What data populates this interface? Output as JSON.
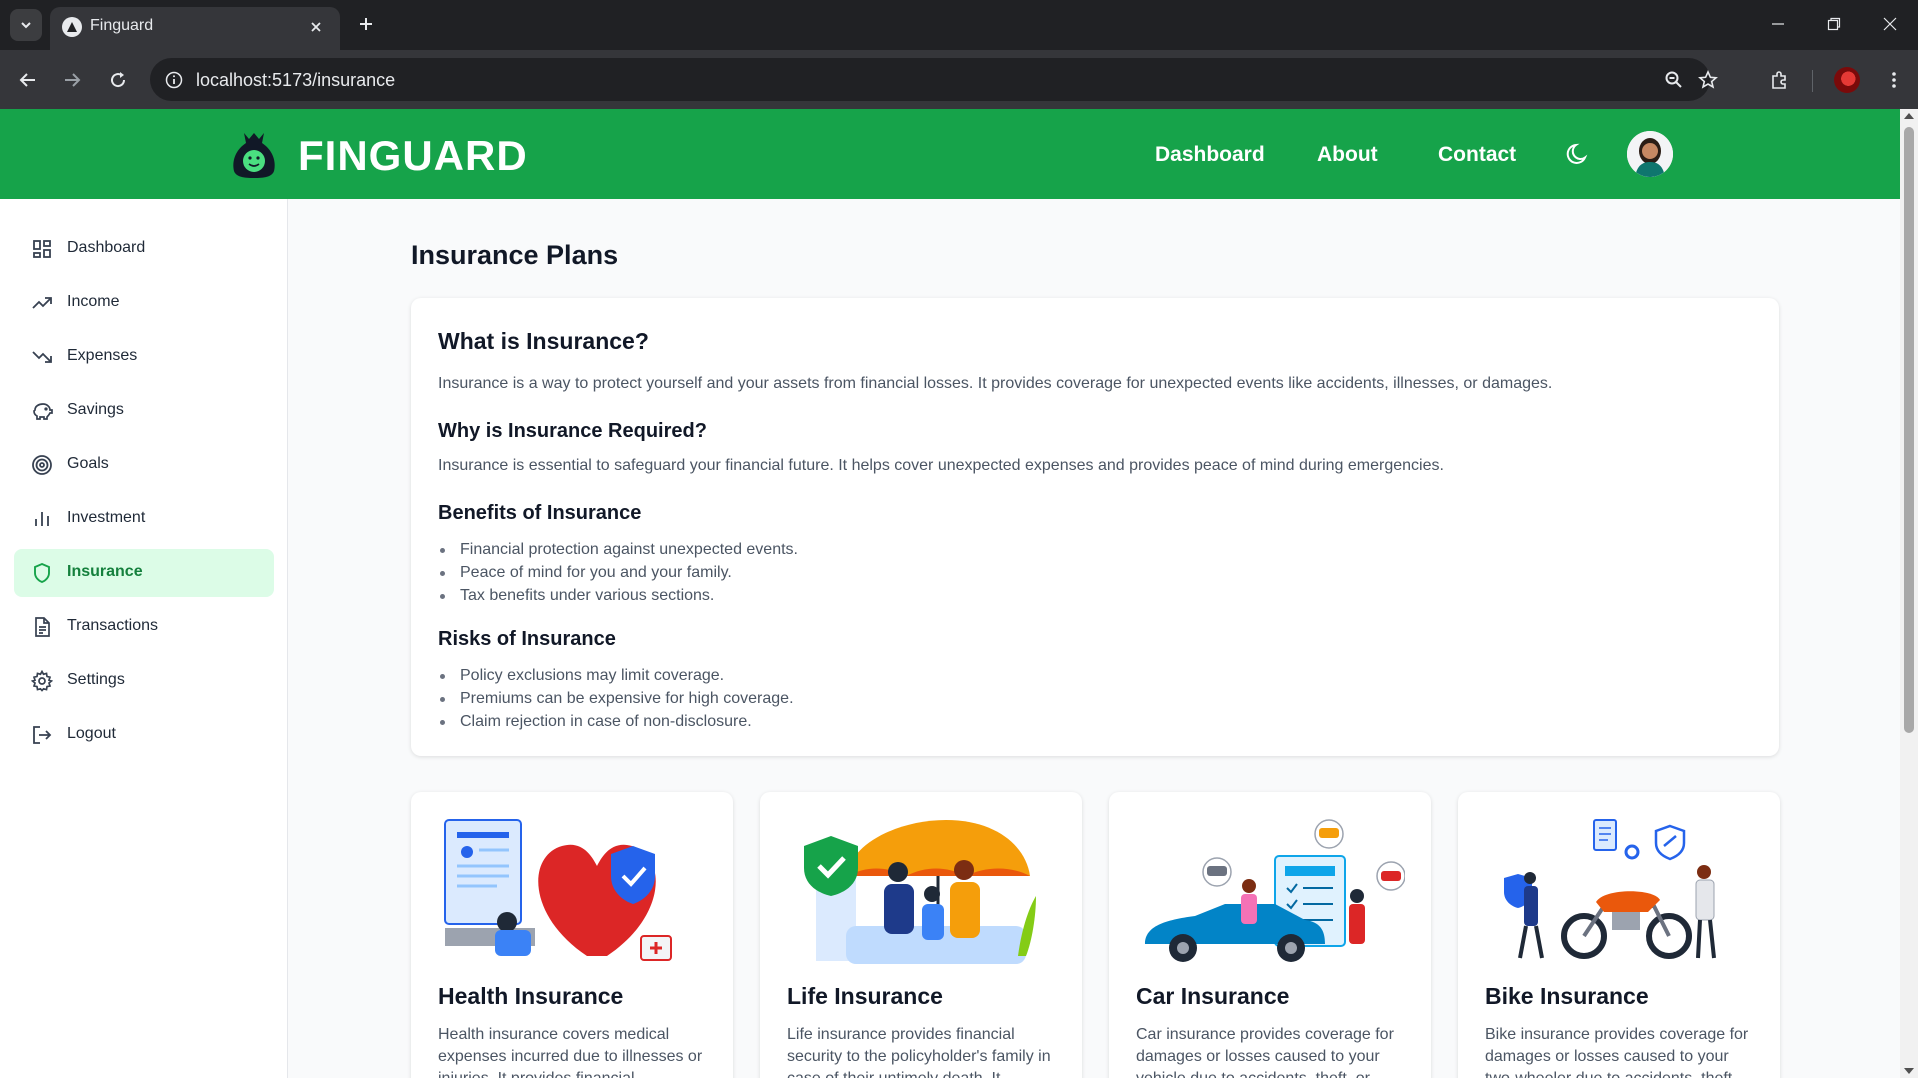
{
  "browser": {
    "tab_title": "Finguard",
    "url": "localhost:5173/insurance"
  },
  "header": {
    "brand": "FINGUARD",
    "nav": [
      "Dashboard",
      "About",
      "Contact"
    ],
    "accent_color": "#16a34a"
  },
  "sidebar": {
    "items": [
      {
        "label": "Dashboard",
        "icon": "grid-icon"
      },
      {
        "label": "Income",
        "icon": "trending-up-icon"
      },
      {
        "label": "Expenses",
        "icon": "trending-down-icon"
      },
      {
        "label": "Savings",
        "icon": "piggy-bank-icon"
      },
      {
        "label": "Goals",
        "icon": "target-icon"
      },
      {
        "label": "Investment",
        "icon": "bar-chart-icon"
      },
      {
        "label": "Insurance",
        "icon": "shield-icon",
        "active": true
      },
      {
        "label": "Transactions",
        "icon": "file-text-icon"
      },
      {
        "label": "Settings",
        "icon": "gear-icon"
      },
      {
        "label": "Logout",
        "icon": "logout-icon"
      }
    ]
  },
  "main": {
    "title": "Insurance Plans",
    "info": {
      "what_heading": "What is Insurance?",
      "what_text": "Insurance is a way to protect yourself and your assets from financial losses. It provides coverage for unexpected events like accidents, illnesses, or damages.",
      "why_heading": "Why is Insurance Required?",
      "why_text": "Insurance is essential to safeguard your financial future. It helps cover unexpected expenses and provides peace of mind during emergencies.",
      "benefits_heading": "Benefits of Insurance",
      "benefits": [
        "Financial protection against unexpected events.",
        "Peace of mind for you and your family.",
        "Tax benefits under various sections."
      ],
      "risks_heading": "Risks of Insurance",
      "risks": [
        "Policy exclusions may limit coverage.",
        "Premiums can be expensive for high coverage.",
        "Claim rejection in case of non-disclosure."
      ]
    },
    "plans": [
      {
        "title": "Health Insurance",
        "desc": "Health insurance covers medical expenses incurred due to illnesses or injuries. It provides financial"
      },
      {
        "title": "Life Insurance",
        "desc": "Life insurance provides financial security to the policyholder's family in case of their untimely death. It"
      },
      {
        "title": "Car Insurance",
        "desc": "Car insurance provides coverage for damages or losses caused to your vehicle due to accidents, theft, or"
      },
      {
        "title": "Bike Insurance",
        "desc": "Bike insurance provides coverage for damages or losses caused to your two-wheeler due to accidents, theft"
      }
    ]
  }
}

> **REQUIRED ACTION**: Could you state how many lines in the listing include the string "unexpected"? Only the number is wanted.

> **SOLUTION TO THIS PROBLEM**: 3